Source: Local Library
As I said in my starting line post, I've really been wanting to re-read this book ever since I finished the second in the series. The first time around was back before publication, and I was tearing through it, trying to get a handle on the political machinations and wanting to get to the good stuff between Duval and Ismae. This time around, because I was listening instead of reading, I got to slow down and I saw just how well-drawn the characters were, and how the good stuff was there between Duval and Ismae from the start.
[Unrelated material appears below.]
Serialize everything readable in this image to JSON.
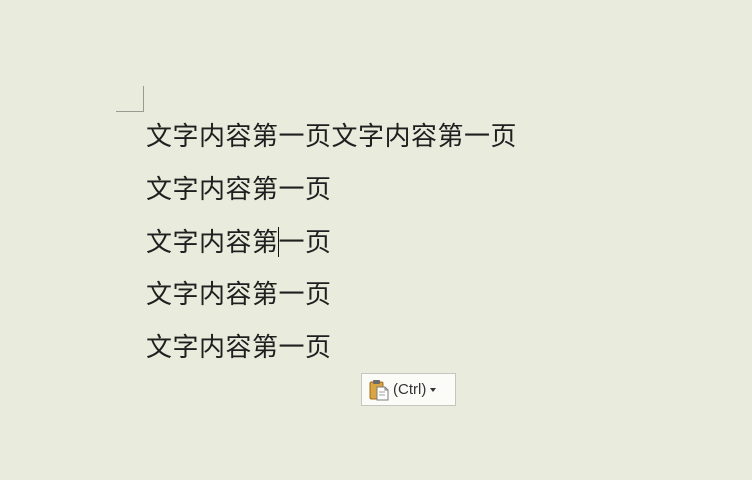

I found it fascinating to see Ismae again. At the very, very beginning, raised with a brutish father and married off to a pig farmer at the age of fourteen, she has nothing and nobody. So her fierce loyalty to the convent and her pride in her own deadly skills are understandable. After all, before she acquired them, what was she?
Speaking of that, her attitude toward death is downright unsettling. I've been using the "assassin nun" as a booktalk hook basically since I read this the first time. But now as I listen, I realize that Beginning-of-the-Book Ismae views murder solely as an exercise of power. She is very casual, almost flippant, in considering murder because someone is being inconvenient. Her first kills are greeted with glee and a sense of accomplishment. Look! I won! Knowing how her views change at the end of the book makes this a more impressive starting place for her.
I've also been considering why I was so thrilled at the love story in this book. Besides my general bias toward romance, I think the answer lies in how Duval sees Ismae as compared to how others do. As a child, Ismae was an annoyance, an unwanted mouth to feed. In the convent, she is being honed as a weapon, like a beautiful knife. Neither setting permits her to be a full person. While in the beginning, he often gets exasperated with her impulsiveness and her black-and-white outlook, I never got the feeling that Duval viewed Ismae as anything less than a person, with strengths and vulnerabilities. Yes, she is an extraordinary killer, but she's also a loyal Breton and an intelligent woman, and the fact that Duval sees all these things in her is what made this romance really swoonworthy for me. You can have your star-destined love and your sparkly vampires, girls, I'll take this one.